▸ **WHAT TO WORK ON**
Collect each line of the entries that holds the string "marker".

[Data about app and page elements]
======

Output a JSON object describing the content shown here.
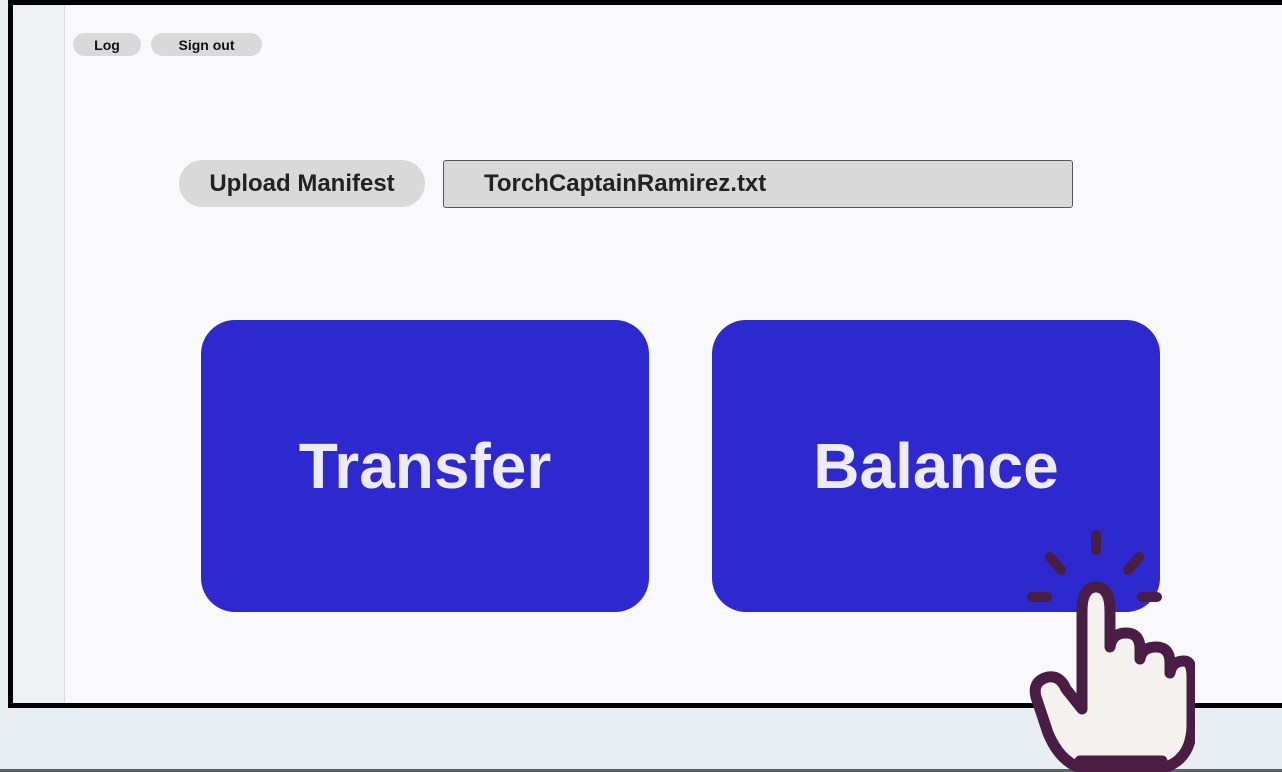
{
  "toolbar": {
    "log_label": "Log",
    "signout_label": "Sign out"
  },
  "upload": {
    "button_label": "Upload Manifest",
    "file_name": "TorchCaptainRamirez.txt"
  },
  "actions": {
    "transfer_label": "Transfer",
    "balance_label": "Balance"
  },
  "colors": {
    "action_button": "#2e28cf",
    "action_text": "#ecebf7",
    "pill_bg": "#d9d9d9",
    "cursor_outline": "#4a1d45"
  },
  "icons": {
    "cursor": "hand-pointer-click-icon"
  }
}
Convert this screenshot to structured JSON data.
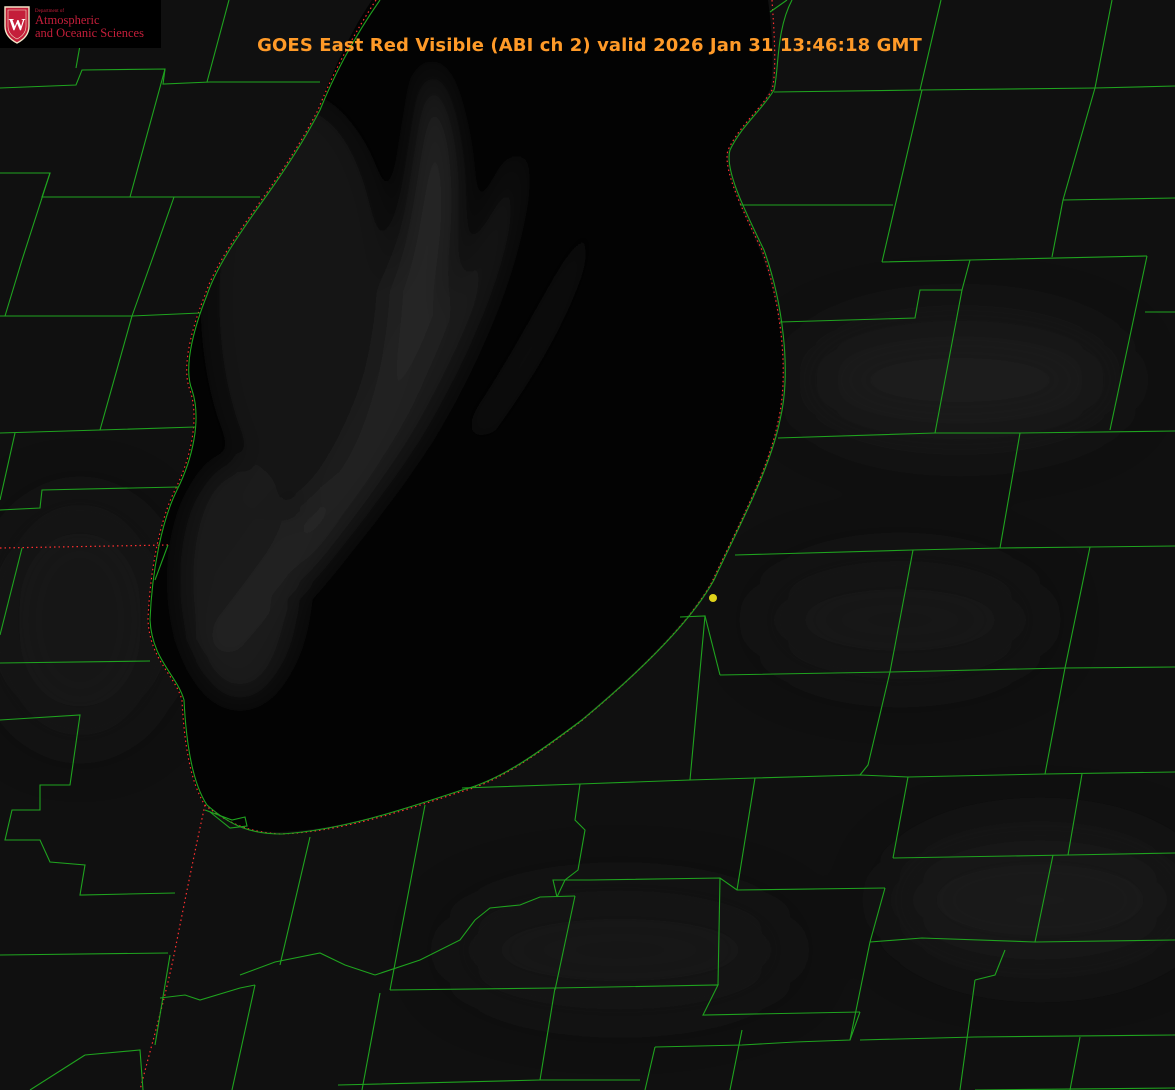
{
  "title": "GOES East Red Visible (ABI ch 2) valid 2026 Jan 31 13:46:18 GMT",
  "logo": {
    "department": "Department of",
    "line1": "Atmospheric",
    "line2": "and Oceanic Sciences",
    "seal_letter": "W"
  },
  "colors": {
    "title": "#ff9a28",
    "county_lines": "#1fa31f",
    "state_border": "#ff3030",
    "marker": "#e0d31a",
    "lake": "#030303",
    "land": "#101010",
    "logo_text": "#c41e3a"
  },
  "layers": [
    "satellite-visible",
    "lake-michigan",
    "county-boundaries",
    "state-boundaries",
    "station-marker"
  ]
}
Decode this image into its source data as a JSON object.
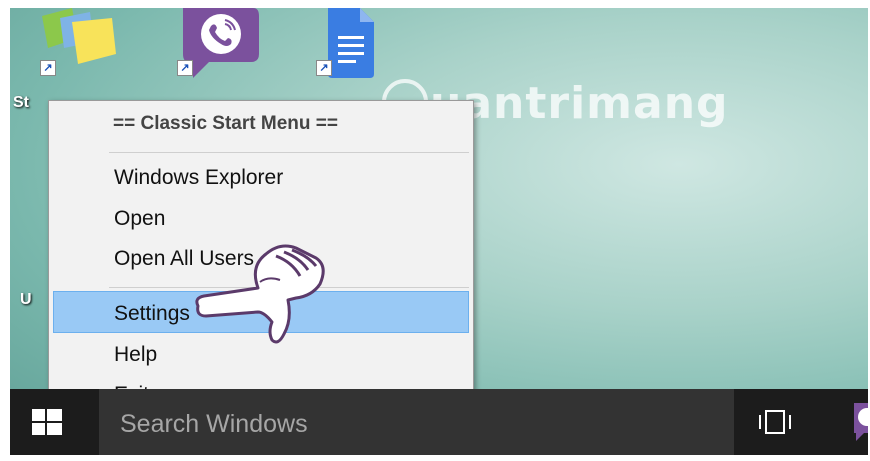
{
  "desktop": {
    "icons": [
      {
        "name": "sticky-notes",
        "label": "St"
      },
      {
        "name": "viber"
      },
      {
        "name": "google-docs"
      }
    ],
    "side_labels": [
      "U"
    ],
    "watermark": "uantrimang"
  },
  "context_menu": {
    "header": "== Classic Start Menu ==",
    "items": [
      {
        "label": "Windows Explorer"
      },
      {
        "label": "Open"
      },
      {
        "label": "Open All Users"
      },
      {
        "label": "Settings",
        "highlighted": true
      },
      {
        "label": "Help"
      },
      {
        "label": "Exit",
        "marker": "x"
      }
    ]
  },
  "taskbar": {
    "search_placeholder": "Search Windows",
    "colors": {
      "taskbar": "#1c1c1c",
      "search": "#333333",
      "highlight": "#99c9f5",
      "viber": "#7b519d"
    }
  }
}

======

▸ **ANSWER FOR THIS EXERCISE**
    "marker": "#e0d31a",
    "station-marker"
        "marker": "x"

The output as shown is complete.